▸ INSTRUCTIONS FOR THE TASK
Go through the data below and copy each line where the word "following" occurs.

** PROVIDED DATA follows **

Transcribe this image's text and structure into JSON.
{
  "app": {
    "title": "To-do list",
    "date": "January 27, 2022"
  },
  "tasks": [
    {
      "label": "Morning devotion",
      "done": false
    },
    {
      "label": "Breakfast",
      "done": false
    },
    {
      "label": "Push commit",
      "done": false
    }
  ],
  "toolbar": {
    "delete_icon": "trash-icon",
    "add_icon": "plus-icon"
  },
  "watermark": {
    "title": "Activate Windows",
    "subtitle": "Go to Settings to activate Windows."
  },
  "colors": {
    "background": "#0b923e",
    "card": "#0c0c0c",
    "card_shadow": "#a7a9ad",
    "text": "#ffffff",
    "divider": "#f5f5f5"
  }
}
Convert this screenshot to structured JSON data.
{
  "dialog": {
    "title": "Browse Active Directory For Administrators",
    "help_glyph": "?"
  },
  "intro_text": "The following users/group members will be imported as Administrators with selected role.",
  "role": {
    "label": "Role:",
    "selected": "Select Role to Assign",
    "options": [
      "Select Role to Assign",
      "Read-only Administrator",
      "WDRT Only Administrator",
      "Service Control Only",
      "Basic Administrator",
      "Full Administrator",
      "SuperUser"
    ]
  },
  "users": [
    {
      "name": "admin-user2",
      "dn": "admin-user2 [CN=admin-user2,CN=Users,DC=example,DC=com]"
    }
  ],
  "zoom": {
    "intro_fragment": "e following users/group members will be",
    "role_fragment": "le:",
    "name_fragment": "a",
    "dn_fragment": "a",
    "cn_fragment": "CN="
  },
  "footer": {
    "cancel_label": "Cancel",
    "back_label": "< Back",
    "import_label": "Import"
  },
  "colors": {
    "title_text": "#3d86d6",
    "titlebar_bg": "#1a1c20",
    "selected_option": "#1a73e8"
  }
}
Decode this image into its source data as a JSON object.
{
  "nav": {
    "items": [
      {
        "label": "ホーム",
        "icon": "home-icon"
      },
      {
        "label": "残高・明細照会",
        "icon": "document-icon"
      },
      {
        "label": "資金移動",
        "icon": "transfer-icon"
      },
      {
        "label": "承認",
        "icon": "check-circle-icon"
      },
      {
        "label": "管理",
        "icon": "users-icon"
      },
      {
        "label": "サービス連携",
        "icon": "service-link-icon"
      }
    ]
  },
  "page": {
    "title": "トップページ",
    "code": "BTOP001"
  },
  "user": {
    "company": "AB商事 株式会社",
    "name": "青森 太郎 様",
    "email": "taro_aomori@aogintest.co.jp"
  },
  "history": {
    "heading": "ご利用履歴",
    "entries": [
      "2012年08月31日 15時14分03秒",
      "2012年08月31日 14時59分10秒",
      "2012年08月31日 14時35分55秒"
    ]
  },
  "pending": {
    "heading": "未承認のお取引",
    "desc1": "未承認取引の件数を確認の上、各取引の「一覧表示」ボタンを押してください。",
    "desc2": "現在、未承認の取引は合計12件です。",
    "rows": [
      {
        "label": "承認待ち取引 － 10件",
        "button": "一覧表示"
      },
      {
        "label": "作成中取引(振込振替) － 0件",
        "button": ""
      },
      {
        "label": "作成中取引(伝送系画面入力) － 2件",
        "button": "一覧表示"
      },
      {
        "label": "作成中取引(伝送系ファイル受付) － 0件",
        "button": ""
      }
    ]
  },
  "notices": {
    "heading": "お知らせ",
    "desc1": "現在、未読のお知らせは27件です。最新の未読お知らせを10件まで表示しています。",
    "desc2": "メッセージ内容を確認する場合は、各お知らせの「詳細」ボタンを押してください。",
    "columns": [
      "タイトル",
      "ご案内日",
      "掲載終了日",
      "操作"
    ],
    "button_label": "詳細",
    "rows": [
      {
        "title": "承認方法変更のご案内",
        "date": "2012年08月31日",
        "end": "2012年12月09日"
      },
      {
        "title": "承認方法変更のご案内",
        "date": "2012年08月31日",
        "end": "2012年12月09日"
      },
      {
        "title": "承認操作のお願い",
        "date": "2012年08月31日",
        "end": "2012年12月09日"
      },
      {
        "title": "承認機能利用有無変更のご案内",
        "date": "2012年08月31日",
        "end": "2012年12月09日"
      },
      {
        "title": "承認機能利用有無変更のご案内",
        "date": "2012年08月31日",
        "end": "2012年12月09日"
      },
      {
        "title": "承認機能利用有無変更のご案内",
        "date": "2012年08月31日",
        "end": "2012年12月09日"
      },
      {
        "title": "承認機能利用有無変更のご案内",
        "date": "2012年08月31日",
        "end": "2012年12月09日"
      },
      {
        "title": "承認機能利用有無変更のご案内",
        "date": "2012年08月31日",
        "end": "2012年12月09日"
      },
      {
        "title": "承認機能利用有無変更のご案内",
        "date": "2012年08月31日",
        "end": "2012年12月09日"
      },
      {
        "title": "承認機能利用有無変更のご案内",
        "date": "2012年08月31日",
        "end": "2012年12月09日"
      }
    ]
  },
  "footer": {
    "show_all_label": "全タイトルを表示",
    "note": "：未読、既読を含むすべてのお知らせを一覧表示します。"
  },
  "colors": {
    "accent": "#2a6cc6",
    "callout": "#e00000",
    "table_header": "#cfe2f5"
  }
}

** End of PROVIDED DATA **

▸ RESULT OF THE EXERCISE
  "intro_text": "The following users/group members will be imported as Administrators with selected role.",
    "intro_fragment": "e following users/group members will be",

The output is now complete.